Antimicrobial Consumer Products

  • Consumer Products Treated with Pesticides - In recent years, consumers have been increasingly concerned about the presence of bacteria in or on various items. In response to these fears, many consumer products that are treated with antimicrobial pesticides have appeared in the marketplace. These products bear implied or explicit public health pesticidal claims to protect the public against harmful microorganisms -- bacteria, fungi, and viruses. Some of these products include cutting boards, kitchen sponges, cat litter, toothbrushes, and juvenile toys. EPA advises consumers not to rely on antibacterial claims as a substitute for following common-sense hygienic practices. EPA does not know whether these treated products work as claimed.

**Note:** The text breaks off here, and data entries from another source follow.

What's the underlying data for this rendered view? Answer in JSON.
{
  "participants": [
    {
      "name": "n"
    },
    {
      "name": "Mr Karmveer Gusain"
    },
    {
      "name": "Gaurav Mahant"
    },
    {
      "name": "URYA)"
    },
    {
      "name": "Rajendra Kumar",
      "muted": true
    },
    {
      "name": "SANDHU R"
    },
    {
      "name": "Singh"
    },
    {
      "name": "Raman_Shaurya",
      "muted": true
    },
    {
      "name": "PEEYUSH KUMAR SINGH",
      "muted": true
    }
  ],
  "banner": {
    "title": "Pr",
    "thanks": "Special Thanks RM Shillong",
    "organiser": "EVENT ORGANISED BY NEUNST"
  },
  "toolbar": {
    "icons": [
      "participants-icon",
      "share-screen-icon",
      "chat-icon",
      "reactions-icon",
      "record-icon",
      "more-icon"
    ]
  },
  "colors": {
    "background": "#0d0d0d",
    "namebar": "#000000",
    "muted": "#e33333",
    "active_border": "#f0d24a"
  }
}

  • Antimicrobial Pesticide Products - Antimicrobials are substances or mixtures of substances used to destroy or suppress the growth of harmful microorganisms such as bacteria or fungi on inanimate objects and surfaces. Antimicrobials can be found in products such as disinfectants and antiseptics. This page provides a description of the usage and types of antimicrobial products. It also discusses EPA's regulation of antimicrobials.

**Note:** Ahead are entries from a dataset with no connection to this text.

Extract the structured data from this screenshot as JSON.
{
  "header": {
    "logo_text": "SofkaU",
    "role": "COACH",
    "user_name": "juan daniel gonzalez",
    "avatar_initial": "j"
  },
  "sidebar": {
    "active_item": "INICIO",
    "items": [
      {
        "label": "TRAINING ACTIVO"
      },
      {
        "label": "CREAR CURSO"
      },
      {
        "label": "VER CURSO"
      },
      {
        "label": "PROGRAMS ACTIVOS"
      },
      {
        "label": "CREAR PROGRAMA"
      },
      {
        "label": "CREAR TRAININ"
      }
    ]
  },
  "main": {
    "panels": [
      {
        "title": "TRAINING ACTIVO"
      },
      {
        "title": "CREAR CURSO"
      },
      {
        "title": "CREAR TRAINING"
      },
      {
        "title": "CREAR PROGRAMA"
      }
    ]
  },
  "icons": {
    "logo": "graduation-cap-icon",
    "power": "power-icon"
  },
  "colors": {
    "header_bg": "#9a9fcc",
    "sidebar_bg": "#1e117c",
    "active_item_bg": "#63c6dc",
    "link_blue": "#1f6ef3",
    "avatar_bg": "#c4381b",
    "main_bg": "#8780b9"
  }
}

  • Antimicrobial Pesticides - EPA. This site provides registration information to the antimicrobial regulated community and other stakeholders. Much of the information provided on the website is technical, but also includes background documents on policies, requirements, and procedures of how EPA regulates antimicrobial pesticides.
  • Bleach - EPA. While written for its use in anthrax decontamination, this item explains what bleach is, what it does, and why it is a pesticide.

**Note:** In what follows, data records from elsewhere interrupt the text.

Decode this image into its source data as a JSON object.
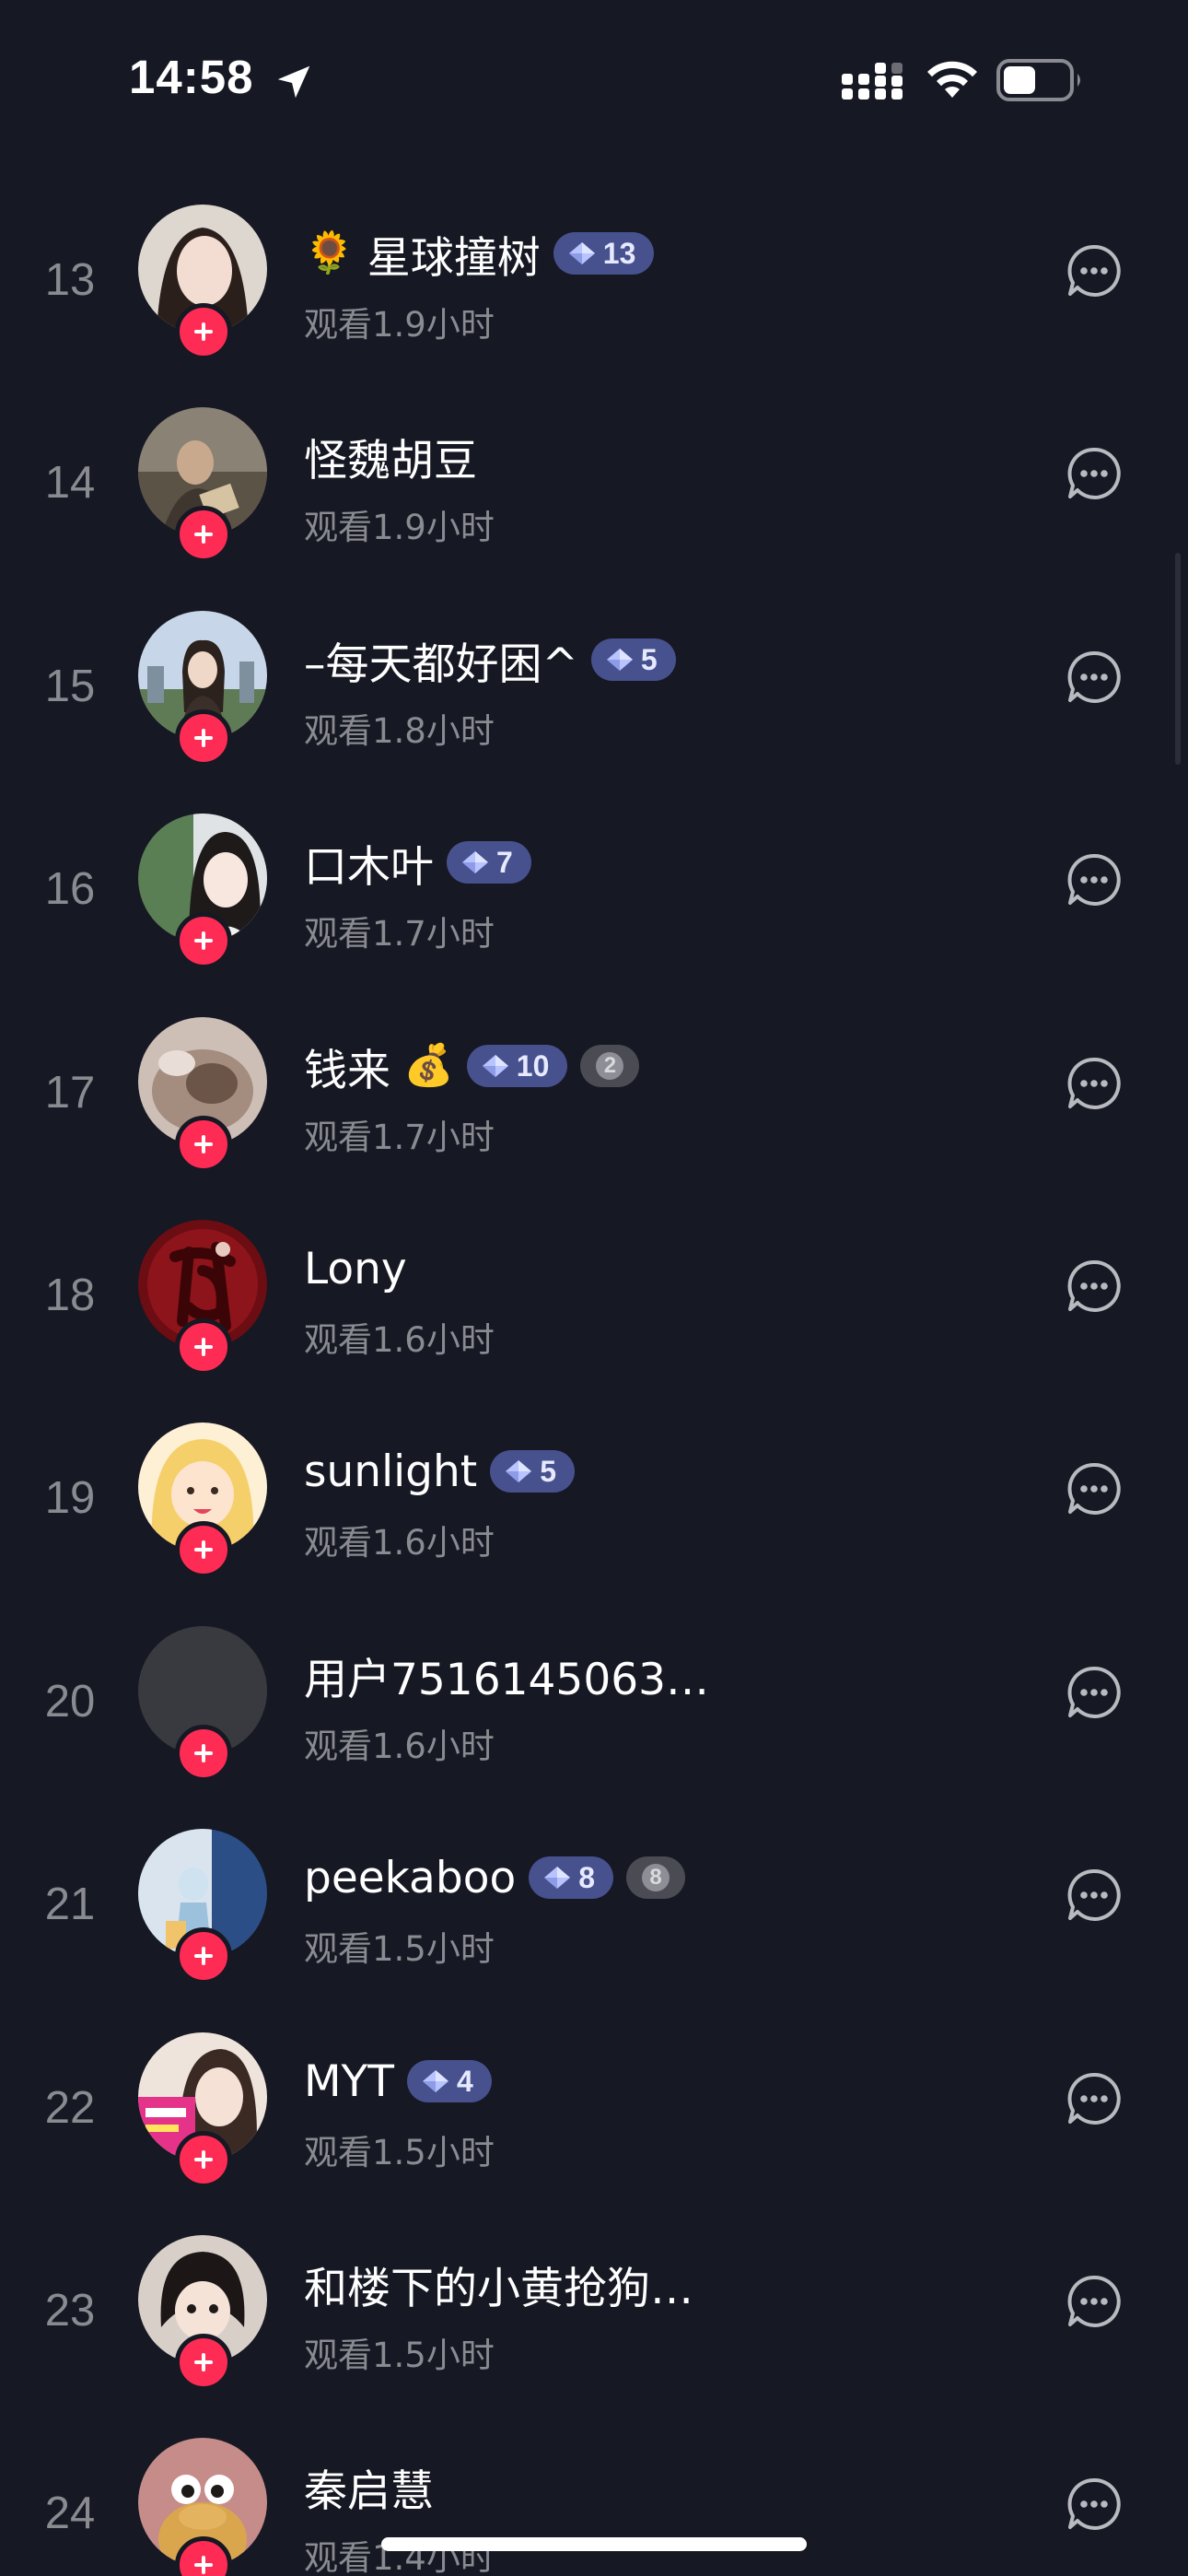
{
  "status_bar": {
    "time": "14:58",
    "icons": [
      "location-arrow-icon",
      "cellular-signal-icon",
      "wifi-icon",
      "battery-icon"
    ]
  },
  "colors": {
    "background": "#161823",
    "follow_button": "#fe2c55",
    "fan_badge": "#47518e",
    "secondary_text": "#8a8b91"
  },
  "viewers": [
    {
      "rank": "13",
      "name": "星球撞树",
      "emoji_before": "🌻",
      "emoji_after": "",
      "badge": "13",
      "extra_badge": "",
      "watch": "观看1.9小时"
    },
    {
      "rank": "14",
      "name": "怪魏胡豆",
      "emoji_before": "",
      "emoji_after": "",
      "badge": "",
      "extra_badge": "",
      "watch": "观看1.9小时"
    },
    {
      "rank": "15",
      "name": "–每天都好困^",
      "emoji_before": "",
      "emoji_after": "",
      "badge": "5",
      "extra_badge": "",
      "watch": "观看1.8小时"
    },
    {
      "rank": "16",
      "name": "口木叶",
      "emoji_before": "",
      "emoji_after": "",
      "badge": "7",
      "extra_badge": "",
      "watch": "观看1.7小时"
    },
    {
      "rank": "17",
      "name": "钱来",
      "emoji_before": "",
      "emoji_after": "💰",
      "badge": "10",
      "extra_badge": "2",
      "watch": "观看1.7小时"
    },
    {
      "rank": "18",
      "name": "Lony",
      "emoji_before": "",
      "emoji_after": "",
      "badge": "",
      "extra_badge": "",
      "watch": "观看1.6小时"
    },
    {
      "rank": "19",
      "name": "sunlight",
      "emoji_before": "",
      "emoji_after": "",
      "badge": "5",
      "extra_badge": "",
      "watch": "观看1.6小时"
    },
    {
      "rank": "20",
      "name": "用户7516145063…",
      "emoji_before": "",
      "emoji_after": "",
      "badge": "",
      "extra_badge": "",
      "watch": "观看1.6小时"
    },
    {
      "rank": "21",
      "name": "peekaboo",
      "emoji_before": "",
      "emoji_after": "",
      "badge": "8",
      "extra_badge": "8",
      "watch": "观看1.5小时"
    },
    {
      "rank": "22",
      "name": "MYT",
      "emoji_before": "",
      "emoji_after": "",
      "badge": "4",
      "extra_badge": "",
      "watch": "观看1.5小时"
    },
    {
      "rank": "23",
      "name": "和楼下的小黄抢狗…",
      "emoji_before": "",
      "emoji_after": "",
      "badge": "",
      "extra_badge": "",
      "watch": "观看1.5小时"
    },
    {
      "rank": "24",
      "name": "秦启慧",
      "emoji_before": "",
      "emoji_after": "",
      "badge": "",
      "extra_badge": "",
      "watch": "观看1.4小时"
    }
  ]
}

  • National Antimicrobial Information Network (NAIN) - NAIN has ceased all operations, including its web site. Beginning Monday April 1 inquiries and/or comments regarding antimicrobial pesticides should be directed to Michael Hardy or David Liem of the US Environmental Protection Agency's Office of Pesticide Programs at (703) 308-0127.